The United States of Fear

In 2008, when the US National Intelligence Council issued its latest report meant for the administration of newly elected President Barack Obama, it predicted that the planet's "sole superpower" would suffer a modest decline and a soft landing fifteen years hence. In his new book The United States of Fear, Tom Engelhardt makes clear that Americans should don their crash helmets and buckle their seat belts, because the United States is on the path to a major decline at a startling speed. Engelhardt offers a savage anatomy of how successive administrations in Washington took the "Soviet path"—pouring American treasure into the military, war, and national security—and so helped drive their country off the nearest cliff.

This is the startling tale of how fear was profitably shot into the national bloodstream, how the country—gripped by terror fantasies—was locked down, and how a brain-dead Washington elite fiddled (and profited) while America quietly burned.

Think of it as the story of how the Cold War really ended, with the triumphalist "sole superpower" of 1991 heading slowly for the same exit through which the Soviet Union left the stage twenty years earlier.

About the author

Tom Engelhardt created and runs the TomDispatch.com website, a project of the Nation Institute, where he is a fellow.
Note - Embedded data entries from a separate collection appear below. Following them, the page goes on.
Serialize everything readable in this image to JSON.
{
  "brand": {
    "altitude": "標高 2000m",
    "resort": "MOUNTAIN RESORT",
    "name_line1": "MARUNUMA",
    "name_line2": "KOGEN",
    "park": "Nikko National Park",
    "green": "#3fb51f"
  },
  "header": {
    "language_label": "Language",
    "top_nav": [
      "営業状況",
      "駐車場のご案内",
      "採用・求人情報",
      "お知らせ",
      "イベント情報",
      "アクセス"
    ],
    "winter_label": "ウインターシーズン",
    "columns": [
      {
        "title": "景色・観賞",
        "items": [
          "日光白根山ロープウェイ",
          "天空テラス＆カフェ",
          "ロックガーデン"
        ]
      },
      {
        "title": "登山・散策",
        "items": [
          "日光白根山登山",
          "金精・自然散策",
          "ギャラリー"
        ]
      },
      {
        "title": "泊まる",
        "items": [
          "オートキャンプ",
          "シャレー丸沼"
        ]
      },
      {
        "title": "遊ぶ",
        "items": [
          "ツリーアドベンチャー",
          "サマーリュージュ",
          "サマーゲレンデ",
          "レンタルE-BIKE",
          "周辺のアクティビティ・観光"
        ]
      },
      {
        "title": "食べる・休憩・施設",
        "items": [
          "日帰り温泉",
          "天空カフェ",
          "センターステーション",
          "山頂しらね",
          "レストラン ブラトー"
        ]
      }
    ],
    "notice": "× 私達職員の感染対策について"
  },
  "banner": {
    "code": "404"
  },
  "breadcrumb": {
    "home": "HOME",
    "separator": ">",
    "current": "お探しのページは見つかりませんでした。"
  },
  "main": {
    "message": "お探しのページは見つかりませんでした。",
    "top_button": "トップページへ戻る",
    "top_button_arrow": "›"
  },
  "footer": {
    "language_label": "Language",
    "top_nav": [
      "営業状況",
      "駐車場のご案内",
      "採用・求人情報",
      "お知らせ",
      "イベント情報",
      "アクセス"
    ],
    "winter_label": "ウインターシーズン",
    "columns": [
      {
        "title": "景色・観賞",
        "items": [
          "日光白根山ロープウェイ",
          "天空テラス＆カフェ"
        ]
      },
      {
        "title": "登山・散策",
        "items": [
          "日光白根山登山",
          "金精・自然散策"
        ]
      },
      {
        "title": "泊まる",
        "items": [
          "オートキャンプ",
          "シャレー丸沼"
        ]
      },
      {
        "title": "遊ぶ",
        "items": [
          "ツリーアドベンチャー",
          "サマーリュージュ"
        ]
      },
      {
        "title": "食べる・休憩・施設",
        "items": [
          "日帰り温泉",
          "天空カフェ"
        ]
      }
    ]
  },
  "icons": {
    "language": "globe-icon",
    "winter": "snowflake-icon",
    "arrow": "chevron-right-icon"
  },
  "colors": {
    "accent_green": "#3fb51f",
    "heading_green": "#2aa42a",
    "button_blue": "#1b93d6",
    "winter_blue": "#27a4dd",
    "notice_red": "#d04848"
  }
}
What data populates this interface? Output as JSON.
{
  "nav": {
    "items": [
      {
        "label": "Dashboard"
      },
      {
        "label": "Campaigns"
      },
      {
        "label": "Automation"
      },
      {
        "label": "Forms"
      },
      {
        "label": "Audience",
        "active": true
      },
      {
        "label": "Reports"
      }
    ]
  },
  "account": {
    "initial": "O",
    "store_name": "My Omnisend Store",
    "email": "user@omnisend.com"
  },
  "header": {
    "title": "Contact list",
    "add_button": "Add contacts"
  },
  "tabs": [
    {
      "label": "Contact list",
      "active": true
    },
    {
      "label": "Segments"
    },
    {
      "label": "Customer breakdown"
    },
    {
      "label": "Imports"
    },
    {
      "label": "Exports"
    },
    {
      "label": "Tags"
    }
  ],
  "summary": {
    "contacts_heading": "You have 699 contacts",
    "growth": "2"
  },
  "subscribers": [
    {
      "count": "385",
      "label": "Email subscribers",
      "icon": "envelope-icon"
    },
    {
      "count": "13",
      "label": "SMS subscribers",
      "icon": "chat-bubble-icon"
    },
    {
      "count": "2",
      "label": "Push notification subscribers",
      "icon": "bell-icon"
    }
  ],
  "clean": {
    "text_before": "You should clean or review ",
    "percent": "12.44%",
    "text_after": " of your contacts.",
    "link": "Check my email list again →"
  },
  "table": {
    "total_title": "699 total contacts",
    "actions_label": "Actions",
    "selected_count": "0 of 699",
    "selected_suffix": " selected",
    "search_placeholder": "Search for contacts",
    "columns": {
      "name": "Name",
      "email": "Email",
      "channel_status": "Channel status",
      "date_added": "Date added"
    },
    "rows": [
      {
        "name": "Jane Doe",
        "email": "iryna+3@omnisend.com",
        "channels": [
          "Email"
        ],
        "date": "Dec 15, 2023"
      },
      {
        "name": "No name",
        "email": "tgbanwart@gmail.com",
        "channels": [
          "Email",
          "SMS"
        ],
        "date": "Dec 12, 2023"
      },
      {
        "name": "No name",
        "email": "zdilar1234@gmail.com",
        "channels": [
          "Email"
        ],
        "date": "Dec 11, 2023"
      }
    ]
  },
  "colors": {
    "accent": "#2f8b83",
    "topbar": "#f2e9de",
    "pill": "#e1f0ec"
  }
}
He is the author of The American Way of War and The United States of Fear, both published by Haymarket Books, a highly praised history of American triumphalism in the cold war, The End of Victory Culture, and a novel, The Last Days of Publishing. Many of his TomDispatch interviews were collected in Mission Unaccomplished: TomDispatch Interviews with American Iconoclasts and Dissenters. With Nick Turse, he has written Terminator Planet: The First History of Drone Warfare, 2001–2050. He also edited The World According to TomDispatch: America in the New Age of Empire, a collection of pieces from his site that functions as an alternative history of the mad Bush years. TomDispatch is the sideline that ate his life. Before that he worked as an editor at Pacific News Service in the early 1970s, and, these last four decades as an editor in book publishing. For fifteen years, he was senior editor at Pantheon Books, where he edited and published award-winning works ranging from Art Spiegelman’s Maus and John Dower’s War Without Mercy to Eduardo Galeano’s Memory of Fire trilogy. He is now Consulting Editor at Metropolitan Books, as well as the cofounder and coeditor of Metropolitan’s the American Empire Project, where he has published bestselling works by Chalmers Johnson, Andrew Bacevich, Noam Chomsky, and Nick Turse, among others. Many of the authors whose books he has edited and published over the years now write for TomDispatch.com. For a number of years, he was also a Teaching Fellow at the Graduate School of Journalism at the University of California, Berkeley. He is married to Nancy J. Garrity, a therapist, and has two children, Maggie and Will, and a grandchild, Charlie.

Reviews

Praise for Tom Engelhardt's The American Way of War

“Tom Engelhardt’s biting look at United States militarism.. [is] pithy... [and] alarming.... He takes on our war-possessed world with clear-eyed, penetrating precision.”
—Mother Jones Online

“Essential…. seamlessly edited…. establishes him as one of the grand chroniclers of the post–9/11 era.”
—Dan Froomkin, Nieman Watchdog

“These simple pleas for readers to reconsider an idea they might previously have taken for granted are one of the strengths of this book. Engelhardt avoids the overly strident or self-righteous condescension that characterizes too much online political writing, instead using clear and unvarnished prose to attack the fundamental principles of the post–September 11 mindset.”
—Foreign Policy in Focus

"Tom Engelhardt, as always, focuses his laser-like intelligence on a core problem that the media avoid: Obama's stunning embrace of Bush's secret government by surveillance, torture, and sanctioned assassination. A stunning polemic."
—Mike Davis, author of In Praise of Barbarians and Planet of Slums

“With an excellent mind and an equally fine pen, Engelhardt demonstrates true patriotism to the American founding.... Reading such good prose invigorates like little else in this world of sorrows. But one should not consider Engelhardt merely a writer of golden prose. This body has a soul as well, and Engelhardt convincingly presents evidence as well as argument throughout the book.... The American Way of War is brimming with insights.”
—The American Conservative

"Reading this book feels like poking around with a flashlight in the unexamined corners of the post–9/11 American imperial mindset."
—Socialist Worker